TASK INSTRUCTIONS: If a record contains a picture, drop the picture and copy everything else exactly.

BEGIN DATA PROVIDED

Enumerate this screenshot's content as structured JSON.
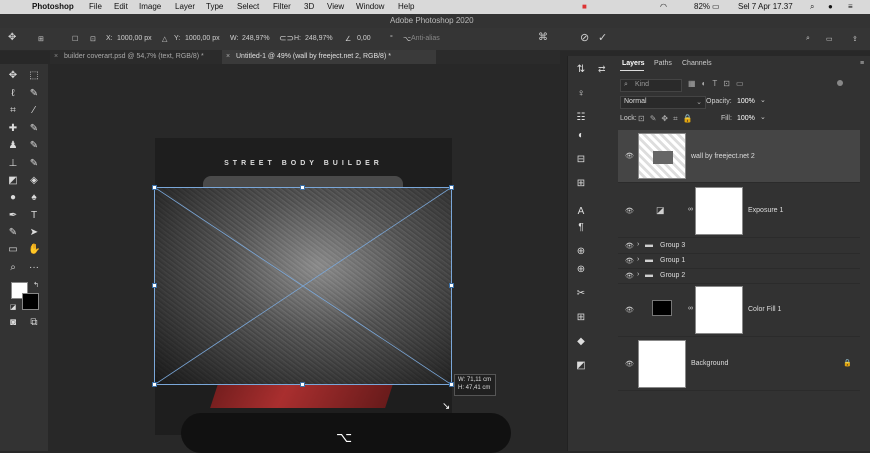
{
  "menubar": {
    "app": "Photoshop",
    "items": [
      "File",
      "Edit",
      "Image",
      "Layer",
      "Type",
      "Select",
      "Filter",
      "3D",
      "View",
      "Window",
      "Help"
    ],
    "battery": "82%",
    "datetime": "Sel 7 Apr  17.37"
  },
  "window_title": "Adobe Photoshop 2020",
  "options": {
    "x_label": "X:",
    "x_value": "1000,00 px",
    "y_label": "Y:",
    "y_value": "1000,00 px",
    "w_label": "W:",
    "w_value": "248,97%",
    "h_label": "H:",
    "h_value": "248,97%",
    "angle_value": "0,00",
    "degree": "°",
    "antialias": "Anti-alias"
  },
  "tabs": [
    {
      "label": "builder coverart.psd @ 54,7% (text, RGB/8) *"
    },
    {
      "label": "Untitled-1 @ 49% (wall by freeject.net 2, RGB/8) *"
    }
  ],
  "canvas": {
    "header_text": "STREET BODY BUILDER",
    "dim_w": "W: 71,11 cm",
    "dim_h": "H: 47,41 cm"
  },
  "layers_panel": {
    "tabs": [
      "Layers",
      "Paths",
      "Channels"
    ],
    "filter_label": "Kind",
    "blend_mode": "Normal",
    "opacity_label": "Opacity:",
    "opacity_value": "100%",
    "lock_label": "Lock:",
    "fill_label": "Fill:",
    "fill_value": "100%",
    "layers": [
      {
        "name": "wall by freeject.net 2"
      },
      {
        "name": "Exposure 1"
      },
      {
        "name": "Group 3"
      },
      {
        "name": "Group 1"
      },
      {
        "name": "Group 2"
      },
      {
        "name": "Color Fill 1"
      },
      {
        "name": "Background"
      }
    ]
  }
}
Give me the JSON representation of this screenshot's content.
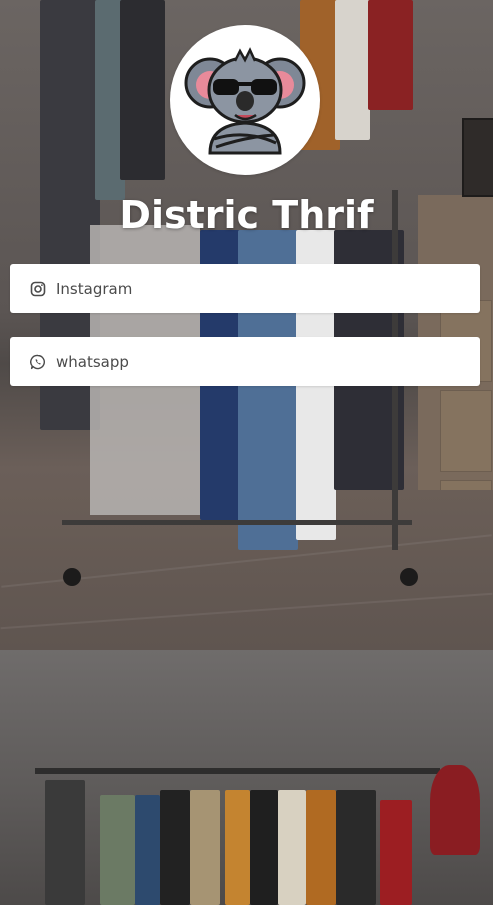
{
  "profile": {
    "title": "Distric Thrif",
    "avatar_icon": "koala-sunglasses-icon"
  },
  "links": {
    "instagram": {
      "label": "Instagram",
      "icon": "instagram-icon"
    },
    "whatsapp": {
      "label": "whatsapp",
      "icon": "whatsapp-icon"
    }
  },
  "colors": {
    "button_bg": "#ffffff",
    "button_text": "#4b4b4b",
    "title_text": "#ffffff"
  }
}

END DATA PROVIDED

SOLUTION:
Enumerate this screenshot's content as structured JSON.
{
  "menubar": {
    "app": "Photoshop",
    "items": [
      "File",
      "Edit",
      "Image",
      "Layer",
      "Type",
      "Select",
      "Filter",
      "3D",
      "View",
      "Window",
      "Help"
    ],
    "battery": "82%",
    "datetime": "Sel 7 Apr  17.37"
  },
  "window_title": "Adobe Photoshop 2020",
  "options": {
    "x_label": "X:",
    "x_value": "1000,00 px",
    "y_label": "Y:",
    "y_value": "1000,00 px",
    "w_label": "W:",
    "w_value": "248,97%",
    "h_label": "H:",
    "h_value": "248,97%",
    "angle_value": "0,00",
    "degree": "°",
    "antialias": "Anti-alias"
  },
  "tabs": [
    {
      "label": "builder coverart.psd @ 54,7% (text, RGB/8) *"
    },
    {
      "label": "Untitled-1 @ 49% (wall by freeject.net 2, RGB/8) *"
    }
  ],
  "canvas": {
    "header_text": "STREET BODY BUILDER",
    "dim_w": "W: 71,11 cm",
    "dim_h": "H: 47,41 cm"
  },
  "layers_panel": {
    "tabs": [
      "Layers",
      "Paths",
      "Channels"
    ],
    "filter_label": "Kind",
    "blend_mode": "Normal",
    "opacity_label": "Opacity:",
    "opacity_value": "100%",
    "lock_label": "Lock:",
    "fill_label": "Fill:",
    "fill_value": "100%",
    "layers": [
      {
        "name": "wall by freeject.net 2"
      },
      {
        "name": "Exposure 1"
      },
      {
        "name": "Group 3"
      },
      {
        "name": "Group 1"
      },
      {
        "name": "Group 2"
      },
      {
        "name": "Color Fill 1"
      },
      {
        "name": "Background"
      }
    ]
  }
}
Give me the JSON representation of this screenshot's content.
{
  "profile": {
    "title": "Distric Thrif",
    "avatar_icon": "koala-sunglasses-icon"
  },
  "links": {
    "instagram": {
      "label": "Instagram",
      "icon": "instagram-icon"
    },
    "whatsapp": {
      "label": "whatsapp",
      "icon": "whatsapp-icon"
    }
  },
  "colors": {
    "button_bg": "#ffffff",
    "button_text": "#4b4b4b",
    "title_text": "#ffffff"
  }
}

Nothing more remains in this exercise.